The federal government will send Montezuma County $172,637 this year to help fill county coffers and make up for tax-exempt public lands in the area, according to an announcement last week.
Counties such as Montezuma that have a large percentage of public lands have been receiving the Payment in Lieu of Taxes (PILT) since 1976. But this was the first year Congress didn’t initially earmark it for distribution. Congress corrected the situation by adding this year’s funding to the 2014 Farm Bill, which was signed by the president in February.
Without PILT funds, the county would have had to cut the budget across the board, according to county administrator Melissa Brunner.

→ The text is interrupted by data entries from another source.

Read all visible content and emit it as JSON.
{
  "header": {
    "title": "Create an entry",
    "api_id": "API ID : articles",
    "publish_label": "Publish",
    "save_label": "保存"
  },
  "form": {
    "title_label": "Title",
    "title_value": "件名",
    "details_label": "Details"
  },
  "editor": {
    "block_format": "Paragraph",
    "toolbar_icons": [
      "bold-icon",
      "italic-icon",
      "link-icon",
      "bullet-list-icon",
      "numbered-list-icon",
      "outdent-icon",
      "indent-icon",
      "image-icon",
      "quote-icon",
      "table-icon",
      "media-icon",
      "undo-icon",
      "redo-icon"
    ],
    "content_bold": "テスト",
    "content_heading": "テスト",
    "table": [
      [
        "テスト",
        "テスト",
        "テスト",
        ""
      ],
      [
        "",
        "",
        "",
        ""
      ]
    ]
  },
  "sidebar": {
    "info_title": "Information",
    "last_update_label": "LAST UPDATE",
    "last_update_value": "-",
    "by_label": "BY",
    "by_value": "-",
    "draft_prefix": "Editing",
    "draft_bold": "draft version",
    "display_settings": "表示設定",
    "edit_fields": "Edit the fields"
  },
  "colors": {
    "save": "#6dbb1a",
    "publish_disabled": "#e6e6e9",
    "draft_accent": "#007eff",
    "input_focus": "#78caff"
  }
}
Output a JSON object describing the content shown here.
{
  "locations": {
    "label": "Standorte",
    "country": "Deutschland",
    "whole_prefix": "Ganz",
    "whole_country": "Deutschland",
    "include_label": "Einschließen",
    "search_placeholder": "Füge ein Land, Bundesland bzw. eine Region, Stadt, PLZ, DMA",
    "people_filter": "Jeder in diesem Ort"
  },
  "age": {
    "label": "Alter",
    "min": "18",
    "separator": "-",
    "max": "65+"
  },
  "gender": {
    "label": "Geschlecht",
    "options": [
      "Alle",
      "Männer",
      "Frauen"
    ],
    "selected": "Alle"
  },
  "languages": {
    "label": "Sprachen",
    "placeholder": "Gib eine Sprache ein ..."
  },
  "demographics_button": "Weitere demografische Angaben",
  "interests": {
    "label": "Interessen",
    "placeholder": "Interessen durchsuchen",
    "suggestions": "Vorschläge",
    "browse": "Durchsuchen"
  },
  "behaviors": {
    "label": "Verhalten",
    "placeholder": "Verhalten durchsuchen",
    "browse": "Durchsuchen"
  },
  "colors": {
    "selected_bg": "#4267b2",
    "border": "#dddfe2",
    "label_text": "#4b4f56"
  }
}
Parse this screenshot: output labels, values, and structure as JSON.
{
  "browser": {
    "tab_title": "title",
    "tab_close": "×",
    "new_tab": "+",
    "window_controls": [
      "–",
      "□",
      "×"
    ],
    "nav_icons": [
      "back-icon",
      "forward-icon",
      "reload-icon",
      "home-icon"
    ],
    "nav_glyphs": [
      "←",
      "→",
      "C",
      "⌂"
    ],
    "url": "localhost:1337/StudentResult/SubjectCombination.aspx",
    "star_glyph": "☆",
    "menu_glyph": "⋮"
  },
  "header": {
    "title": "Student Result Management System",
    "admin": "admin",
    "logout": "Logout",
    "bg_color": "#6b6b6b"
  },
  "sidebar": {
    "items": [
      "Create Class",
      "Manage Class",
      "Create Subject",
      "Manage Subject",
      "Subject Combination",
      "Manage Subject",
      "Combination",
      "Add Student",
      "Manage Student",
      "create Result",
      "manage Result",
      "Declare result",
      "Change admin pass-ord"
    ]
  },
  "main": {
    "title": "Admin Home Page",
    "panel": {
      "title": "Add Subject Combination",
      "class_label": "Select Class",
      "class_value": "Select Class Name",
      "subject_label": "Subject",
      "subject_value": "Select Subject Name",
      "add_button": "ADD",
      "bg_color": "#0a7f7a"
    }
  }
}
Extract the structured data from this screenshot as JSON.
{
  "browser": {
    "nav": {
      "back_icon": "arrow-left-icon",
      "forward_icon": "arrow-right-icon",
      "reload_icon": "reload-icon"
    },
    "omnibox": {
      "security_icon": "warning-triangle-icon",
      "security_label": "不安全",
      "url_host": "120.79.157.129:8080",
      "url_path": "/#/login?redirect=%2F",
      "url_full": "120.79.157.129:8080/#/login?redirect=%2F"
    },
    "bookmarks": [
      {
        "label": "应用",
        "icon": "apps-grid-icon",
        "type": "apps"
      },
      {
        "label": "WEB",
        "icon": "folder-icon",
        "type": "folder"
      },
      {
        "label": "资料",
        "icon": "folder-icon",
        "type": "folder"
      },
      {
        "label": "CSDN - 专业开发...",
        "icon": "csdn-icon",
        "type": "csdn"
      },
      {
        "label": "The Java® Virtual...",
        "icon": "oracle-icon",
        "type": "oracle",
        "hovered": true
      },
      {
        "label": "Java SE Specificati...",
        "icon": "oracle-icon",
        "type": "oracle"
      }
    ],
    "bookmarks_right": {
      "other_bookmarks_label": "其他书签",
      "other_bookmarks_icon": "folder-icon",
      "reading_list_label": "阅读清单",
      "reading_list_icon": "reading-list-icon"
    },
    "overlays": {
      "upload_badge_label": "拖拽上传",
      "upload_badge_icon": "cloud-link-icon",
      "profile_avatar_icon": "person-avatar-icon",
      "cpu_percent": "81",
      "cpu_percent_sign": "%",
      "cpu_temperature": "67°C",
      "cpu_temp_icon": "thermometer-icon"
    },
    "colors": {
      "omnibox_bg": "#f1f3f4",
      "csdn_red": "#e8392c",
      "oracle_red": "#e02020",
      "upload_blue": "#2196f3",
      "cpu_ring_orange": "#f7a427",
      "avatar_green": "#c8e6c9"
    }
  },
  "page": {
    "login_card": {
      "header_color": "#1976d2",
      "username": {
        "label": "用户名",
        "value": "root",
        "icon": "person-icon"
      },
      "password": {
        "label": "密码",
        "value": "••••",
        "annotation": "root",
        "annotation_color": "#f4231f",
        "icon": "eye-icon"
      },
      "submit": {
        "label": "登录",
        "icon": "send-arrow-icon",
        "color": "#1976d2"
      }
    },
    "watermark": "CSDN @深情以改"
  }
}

The county expected to receive $164,243 this year, Brunner told The Cortez Journal in November. But the county will be receiving about $8,394 more, and it will go into the county’s general fund.
“It’s always nice to estimate lower and get more,” she said.
The payment is based on population and acres of public land within a county and then adjusted for other federal funds the county may receive like mineral leasing, according to Department of the Interior documents. The county has 479,944 acres of public land.
The payments in lieu of taxes haven’t been made permanent by legislation yet.
Rep. Scott Tipton, R-Cortez, worked to restore the funding this winter as part of the Western Caucus. He also said it’s a priority to make the funding permanent to help make sure county services, including law enforcement, can be sustained.
“When we have a problem, it is not the federal government that is the first responder,” Tipton said.
Sen. Mark Udall, D-Colo., and Rep. Ann Kirkpatrick, D-Ariz., introduced two bills in January that would make PILT permanent, but neither has passed committee votes.